When a shy and unexpressive young man, used to being lauded, becomes the object of criticism, he suddenly feels vulnerable. He began to question everything. 'Doubt,' as Socrates would have it, 'may be the origin of truth.' But to the sportsman it can be a career- threatening malaise.

David Houghton, a team- mate from Hick's days in Zimbabwe and now the Worcestershire coach, believes there are many reasons for Hick's slow progress at Test level. 'One of the problems is that some people have been crying for his head after every game. When there is so much pressure to maintain your place, it's impossible to relax. What Graeme needed was for someone to reassure him and let him play the way he can. To go out and dominate. And although this is something that a lot of people had been saying to him, he needed to hear it from the top. That has now happened.'

Now he is batting at three - his favoured position all along - he has at last been given the reassurance he needs, as both Michael Atherton and Ray Illingworth are avowed supporters. Houghton believes that Hick, at the age of 28, has overcome his Test match phobia. 'His best is still to come and I expect him to achieve for England what David Boon has done for Australia.'

Hick was doubly unfortunate that his first series was against the rampaging West Indies fast bowlers. Not only had the seven-year wait for him to qualify for England driven public expectation to frenzied levels, the likes of messrs Ambrose, Marshall, Patterson and Walsh ensured it would be a baptism of fire that few could have countered. By being a batting phenomenon long before he could back it up in the Test arena, Hick's failures left us all feeling cheated. It wasn't Hick, but our expectations, that failed us.

Inevitably, there was talk of shortcomings in technique; that he was too rigid in his footwork to cope with the short ball. These seemed to be borne out, and a rapid loss of confidence meant that the West Indies exploited his uncertainty ruthlessly. What followed was an avalanche of advice, much of it contradictory, from all manner of sources. Hick was too polite to ignore most of it and he became confused. As this coincided with a general deterioration of the pitches at Worcester (something that has yet to be rectified) not even a stint in friendly surroundings provided succour and his confidence lay shattered.
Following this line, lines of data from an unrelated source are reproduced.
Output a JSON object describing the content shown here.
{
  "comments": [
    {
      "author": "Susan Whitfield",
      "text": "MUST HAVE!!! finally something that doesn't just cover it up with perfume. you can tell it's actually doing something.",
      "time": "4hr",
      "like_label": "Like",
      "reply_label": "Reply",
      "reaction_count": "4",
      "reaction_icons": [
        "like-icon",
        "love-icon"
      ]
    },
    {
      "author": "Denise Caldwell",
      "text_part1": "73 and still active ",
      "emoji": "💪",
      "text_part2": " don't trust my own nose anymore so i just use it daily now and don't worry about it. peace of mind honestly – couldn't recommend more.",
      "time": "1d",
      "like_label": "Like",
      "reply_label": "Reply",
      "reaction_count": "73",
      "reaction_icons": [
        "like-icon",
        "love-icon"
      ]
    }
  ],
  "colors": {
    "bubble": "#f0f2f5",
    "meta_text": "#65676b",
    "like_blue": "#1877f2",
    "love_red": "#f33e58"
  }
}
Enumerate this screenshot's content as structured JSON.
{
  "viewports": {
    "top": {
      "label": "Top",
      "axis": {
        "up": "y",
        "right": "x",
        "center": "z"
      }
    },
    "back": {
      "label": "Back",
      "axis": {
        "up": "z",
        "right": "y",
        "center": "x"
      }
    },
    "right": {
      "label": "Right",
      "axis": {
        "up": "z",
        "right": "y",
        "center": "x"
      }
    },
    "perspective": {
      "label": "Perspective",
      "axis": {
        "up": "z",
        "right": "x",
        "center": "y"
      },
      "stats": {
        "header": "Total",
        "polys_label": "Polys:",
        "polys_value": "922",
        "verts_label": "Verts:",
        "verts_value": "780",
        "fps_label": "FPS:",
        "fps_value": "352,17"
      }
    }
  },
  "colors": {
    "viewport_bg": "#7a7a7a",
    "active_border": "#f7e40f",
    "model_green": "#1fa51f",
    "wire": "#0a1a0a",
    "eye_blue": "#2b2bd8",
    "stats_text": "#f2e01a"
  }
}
This was not helped by Hick being made to feel guilty about playing for England. By pursuing a sporting future in England, something Allan Lamb and Robin Smith have also done, Hick has rejected his homeland for the rootless existence of a mercenary. When he made his decision to become English in 1985, just as Zimbabwe were attempting to persuade the ICC to give them Test status, Hick further compounded his guilt over defection. By losing their trump card, Zimbabwe had to wait another six years.

It is a long time since a young Hick first arrived to play for Worcestershire. In those days, unsure of expressing himself in conversation, he was ribbed by his team mates to such an extent that he took to saying 'Pardon' every time someone spoke to him, just to give himself time to make sure there was no hidden agenda to the conversation. If he can help bring the Natwest trophy to New Road and the Ashes back to England, his batting will not only have come of age, it will provide an articulate response to his critics.